Last year, Time magazine ran an article about how tech in the classroom leads to worse educational outcomes and noted that over two hundred studies have linked increased screen time to ADHD, depression, anxiety, increased aggression, even psychosis.
So what gives? Are screens really that bad for our kids? If so, we’ve got a problem on our hands even bigger than when your kid tries to eat chips and hear Epic Rap Battles of History at the same time.
I don’t have to tell you that screens are everywhere. A 2013 report out of the London School of Economics found that 25% of three- to four-year-olds in the U.S. have used the internet. In the Netherlands, it was 78%. And in the past few years, it’s probably safe to assume the percentage has grown. Fast forward to adolescence: a Pew study found that 97% of all teens play video games and one in two play video games on any given day.
In fact, the American Academy of Pediatrics released screen time recommendations in 2016 to inform families on device usage.
Screen Time Recommendations by Age
- 18 Months and Younger: Avoid screen media other than video-chatting.
- 18 to 24 Months: Parents can slowly introduce high-quality digital programming to their toddler.
- Ages 2 to 5: Limit screen use to one hour per day.
- Ages 6 and Older: Place "consistent limits" on time spent using various types of digital media.
Parents should be asking the following three questions regarding what effect screen time has on our kids, their brains, and their lives. As we walk through each question, I'll offer evidence on both sides of the scientific debate and conclude with my own thoughts.
- Are screens educational?
- Do screens drive us apart or bring us together?
- Does screen time mess with our social abilities?
1. Are screens educational?
Yes, screens can be educational.
App stores are well-stocked with apps and games that are fun, well-designed, and effective. A number of studies show that quality educational apps help kids learn more and faster.

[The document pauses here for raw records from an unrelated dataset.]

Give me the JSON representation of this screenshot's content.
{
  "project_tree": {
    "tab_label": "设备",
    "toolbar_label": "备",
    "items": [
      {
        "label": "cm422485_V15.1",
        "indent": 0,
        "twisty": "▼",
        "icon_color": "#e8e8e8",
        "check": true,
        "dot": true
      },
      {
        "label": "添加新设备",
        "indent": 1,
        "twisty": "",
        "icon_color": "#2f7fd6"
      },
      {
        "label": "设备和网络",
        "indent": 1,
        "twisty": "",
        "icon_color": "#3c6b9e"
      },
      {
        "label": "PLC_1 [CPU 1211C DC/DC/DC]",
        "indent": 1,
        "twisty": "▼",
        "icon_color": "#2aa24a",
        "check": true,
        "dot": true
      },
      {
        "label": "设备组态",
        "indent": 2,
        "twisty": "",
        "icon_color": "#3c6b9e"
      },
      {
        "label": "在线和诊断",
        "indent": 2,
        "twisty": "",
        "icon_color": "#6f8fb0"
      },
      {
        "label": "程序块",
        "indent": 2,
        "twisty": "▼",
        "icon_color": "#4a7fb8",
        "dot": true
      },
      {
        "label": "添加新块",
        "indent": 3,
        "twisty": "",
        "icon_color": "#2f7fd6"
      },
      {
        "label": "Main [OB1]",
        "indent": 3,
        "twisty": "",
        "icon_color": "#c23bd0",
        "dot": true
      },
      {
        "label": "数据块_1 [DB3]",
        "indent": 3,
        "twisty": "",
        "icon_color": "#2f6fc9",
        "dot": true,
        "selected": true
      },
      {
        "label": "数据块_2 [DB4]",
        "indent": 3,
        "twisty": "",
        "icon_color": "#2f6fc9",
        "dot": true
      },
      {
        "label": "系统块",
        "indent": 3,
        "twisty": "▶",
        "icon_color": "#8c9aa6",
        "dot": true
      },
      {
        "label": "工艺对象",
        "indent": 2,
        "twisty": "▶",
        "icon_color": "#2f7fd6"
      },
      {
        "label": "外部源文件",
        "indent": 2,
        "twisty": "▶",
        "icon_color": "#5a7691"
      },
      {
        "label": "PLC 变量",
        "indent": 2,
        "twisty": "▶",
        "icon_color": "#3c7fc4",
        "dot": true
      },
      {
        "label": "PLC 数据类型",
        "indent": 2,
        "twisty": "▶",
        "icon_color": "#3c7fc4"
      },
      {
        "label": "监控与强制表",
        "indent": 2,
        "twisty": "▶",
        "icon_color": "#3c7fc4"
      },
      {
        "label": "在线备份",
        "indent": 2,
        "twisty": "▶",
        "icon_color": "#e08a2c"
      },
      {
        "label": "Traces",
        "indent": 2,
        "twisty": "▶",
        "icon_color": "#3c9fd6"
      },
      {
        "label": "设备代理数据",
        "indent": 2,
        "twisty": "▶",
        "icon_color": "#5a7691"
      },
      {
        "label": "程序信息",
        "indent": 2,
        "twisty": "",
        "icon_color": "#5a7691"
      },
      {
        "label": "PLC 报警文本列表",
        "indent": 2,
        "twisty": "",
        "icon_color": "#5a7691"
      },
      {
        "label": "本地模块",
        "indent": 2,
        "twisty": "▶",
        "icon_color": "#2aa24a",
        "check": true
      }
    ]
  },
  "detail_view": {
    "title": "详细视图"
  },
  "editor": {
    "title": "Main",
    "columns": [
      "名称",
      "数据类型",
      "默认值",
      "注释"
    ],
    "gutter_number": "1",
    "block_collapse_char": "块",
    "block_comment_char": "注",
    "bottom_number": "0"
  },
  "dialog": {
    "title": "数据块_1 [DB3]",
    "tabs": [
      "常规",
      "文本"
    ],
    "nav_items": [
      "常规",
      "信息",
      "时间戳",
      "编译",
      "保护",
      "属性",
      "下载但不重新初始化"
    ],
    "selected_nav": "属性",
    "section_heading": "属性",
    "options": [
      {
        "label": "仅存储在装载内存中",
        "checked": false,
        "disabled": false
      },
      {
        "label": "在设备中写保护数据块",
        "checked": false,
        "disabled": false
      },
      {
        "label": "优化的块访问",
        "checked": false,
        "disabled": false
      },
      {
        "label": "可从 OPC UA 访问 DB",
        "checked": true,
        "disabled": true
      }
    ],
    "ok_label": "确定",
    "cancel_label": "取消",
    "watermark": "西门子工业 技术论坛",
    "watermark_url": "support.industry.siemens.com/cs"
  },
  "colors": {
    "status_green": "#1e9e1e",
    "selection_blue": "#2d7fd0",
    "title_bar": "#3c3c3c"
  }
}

There’s also the argument that "interactive" equals "engaging," which in turn increases comprehension and retention. Indeed, my own kids have used a number of educational apps and don’t even realize they’re learning. Who among us wouldn’t have wished for an engaging algebra app?
But here’s the flip side.
Screens aren’t a replacement for a good, in-person teacher. A classic study from 2003 showed just this. The study participants? Babies! Specifically, nine-month-old babies who heard only English spoken at home.
The researchers were curious about the phenomenon of sitting one’s baby in front of Chinese- or Spanish-language television, hoping they’d pick up some new vocabulary. Did it work? The researchers investigated.
To do this, babies either got to play in playgroups led in Mandarin by a teacher who was a native Mandarin speaker, or in English by a native English speaker. They read stories and played with toys. But here’s the twist. The Mandarin playgroups were also video recorded. And later, a third group of babies watched the Mandarin playgroups, but on a screen. Exact same content, exact same teacher.
After twelve playgroups, the researchers tested all the babies and found that those who had heard the live Mandarin teacher responded to Mandarin syllables, while the babies in the English playgroups, predictably, didn’t notice Mandarin syllables at all.
But what about the Mandarin-on-a-screen group? Turns out they didn’t learn a thing. Their phonics discrimination was the same as the English-only group. So even though they had been exposed to the same material by the same teachers as the live group, something about viewing it on a screen stopped them from recognizing Mandarin.
Therefore, at least when it comes to language learning, live interaction is the way to go.
Nothing is inherently wrong with reading or algebra apps or videos, and a lot of them do improve learning outcomes, both anecdotally and in studies. However, technology should be the icing on the cake.
Here’s what I mean: computer scientists have something they call the Law of Amplification, which means technology is a tool that amplifies—not replaces—human power. So good teaching, parental involvement, and a rich educational environment all come first and technology can be the cherry on top. In short, screens can magnify good education, but they can’t make up for bad education